We’re all familiar with the sentiments – laziness, apathy, boredom. They aren’t unique to any one person or activity in particular, but they become especially prevalent towards the end of high school. The phrase ‘senioritis’ wouldn’t exist if it weren’t so tempting to kick back and relax during your last year, especially after a decade of compulsory education. However, keeping up with your schoolwork and extracurriculars can have some practical benefits, which include helping to prepare you for the college workload in general, and against academic burnout. Additionally, as some college admissions require you to list your senior year courses during the application process, by under-performing in your classes you could actually be jeopardizing your application status, even if you have already been accepted. So senior year grades do matter – albeit to a slightly lesser significance than they had prior to the college application – in the sense that it shows if you’re willing to commit to a level of performance regardless of whether or not you’re being ‘watched’.
Now, more than ever, students entering US colleges need remedial coursework to catch them up to the collegiate level. It isn’t so much that they never learned it, but that they allowed their skills – usually math or English – to atrophy once they satisfied whatever exams were required of them. Beyond these exams, which are usually in the junior year of high school (but which vary statewide; in New York they’re called the Regents) a student is at some liberty to choose which courses they will be taking their senior year, and many opt for an easier year.

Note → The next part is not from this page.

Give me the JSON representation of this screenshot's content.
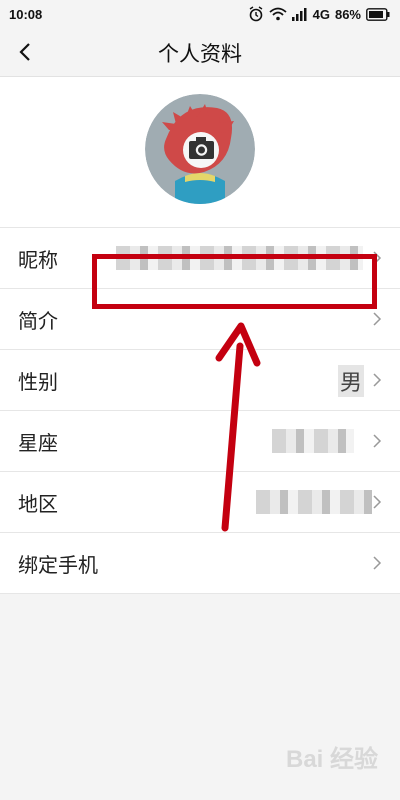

While most colleges aren’t so stringent as to demand particular courses during your last year, it becomes a matter of foresight and preparation to take courses that will at least reinforce the accumulated knowledge that got you into college in the first place. What some colleges are doing is to ask for which courses you’re taking prior to your senior year to see precisely how easy is the street you intend to take – and taking courses that test your acquired skills not only reflect well on the application, and in potential interviews, but they’ll also keep you honed for the upcoming semester. Some schools also require mid-year reports from guidance counselors to keep the admissions office on track of the academic performance of accepted applicants.

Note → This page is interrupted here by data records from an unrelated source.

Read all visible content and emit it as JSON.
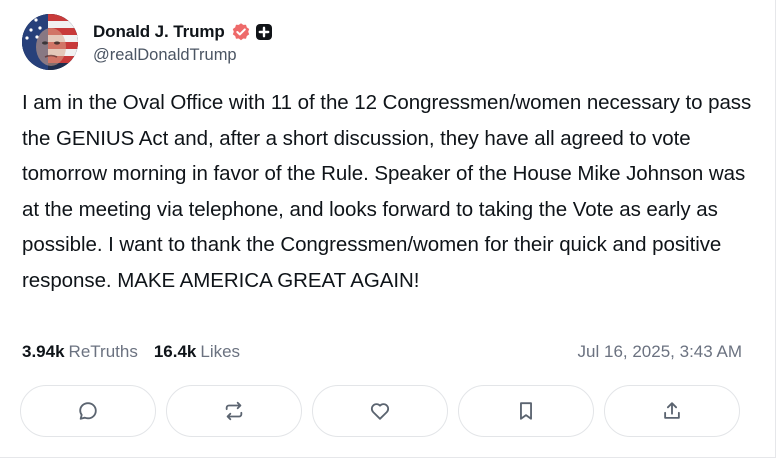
{
  "post": {
    "author": {
      "display_name": "Donald J. Trump",
      "handle": "@realDonaldTrump",
      "verified_color": "#ee6a6a"
    },
    "text": "I am in the Oval Office with 11 of the 12 Congressmen/women necessary to pass the GENIUS Act and, after a short discussion, they have all agreed to vote tomorrow morning in favor of the Rule. Speaker of the House Mike Johnson was at the meeting via telephone, and looks forward to taking the Vote as early as possible. I want to thank the Congressmen/women for their quick and positive response. MAKE AMERICA GREAT AGAIN!",
    "stats": {
      "retruths_count": "3.94k",
      "retruths_label": "ReTruths",
      "likes_count": "16.4k",
      "likes_label": "Likes"
    },
    "timestamp": "Jul 16, 2025, 3:43 AM"
  },
  "actions": [
    {
      "icon": "reply-icon"
    },
    {
      "icon": "retruth-icon"
    },
    {
      "icon": "like-icon"
    },
    {
      "icon": "bookmark-icon"
    },
    {
      "icon": "share-icon"
    }
  ]
}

Taking courses your senior year, and doing well in them, also presents the opportunity to take a proactive approach towards preparing for college. While maintaining your academic skills is a good practice, you can take it a step farther with Advanced Placement classes, which earn you college credit depending on your grade on the AP exam(s). Also, taking demanding courses during your senior year also benefits you by training you to deal with academic burnout – an experience many college freshman struggle with towards the middle of the semester, and in no small part because they’d forgotten how to handle a heavy workload.
I know it sounds trite and unnecessarily onerous, like the types of things parents would tell you when you were a kid (“Eat your vegetables because they build character, and I told you to”). But you could reach a balance that’s right for you – such as taking less overall courses your senior year, but taking APs instead of the normal ones – and you’d still look okay for prospective schools. Of course, the more APs you take, the easier it will be for you in school – finally, for the first time in school, initiative actually has a tangible payoff, and not in the ‘extra credit’ kind.

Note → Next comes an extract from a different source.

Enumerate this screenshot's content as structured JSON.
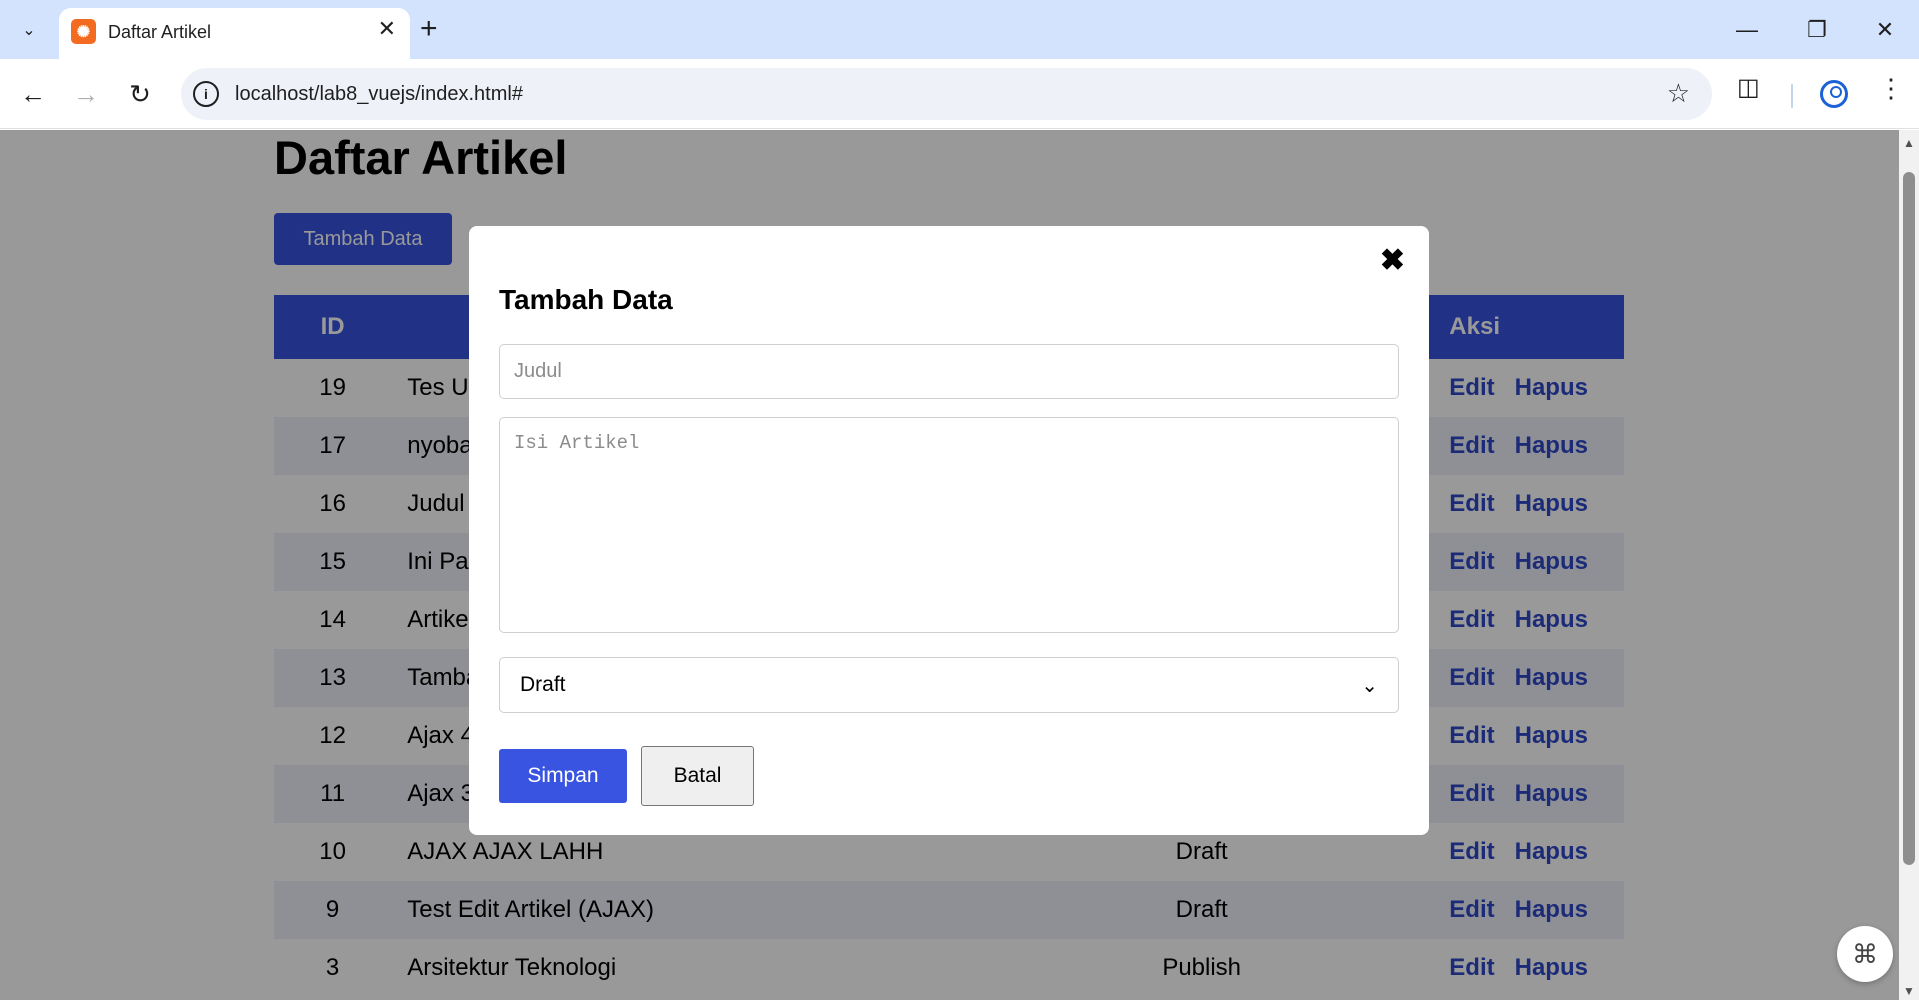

There are sometimes recourses to taking classes in the traditional sense, too. For instance, sometimes it can be negotiated with your high school to offer class credit for an academic internship, which is usually in the field of your choice. It’s best arranged prior to your senior year, so you should be prepared to commit to it; all you need to do is look online, or in the classifieds, for a local business (a law firm, or for a court, or shadowing doctors, et cetera) that are interested in high school interns. You could always inquire in person if they aren’t directly advertising. Have them write a letter to your school stating their desire to work with you, and your weekly responsibilities, and if your school gives it the ‘okay’ you could be excused for a number of class hours for the internship. Or check out dual-enrollment courses in a local community college – you may be able to complete courses with the same function as APs, while getting a taste of the real thing.
In short, the grades you get in your senior year of high school do more to keep tabs for colleges than they do offer you updates on your academic standing – after all, your academic world is poised to change within a short span of months. But there’s little you can do about the situation but make the best of it – and by looking for productive and unique ways to spend your senior year, you may be doing more to impress colleges even if you’d kept up the schoolwork!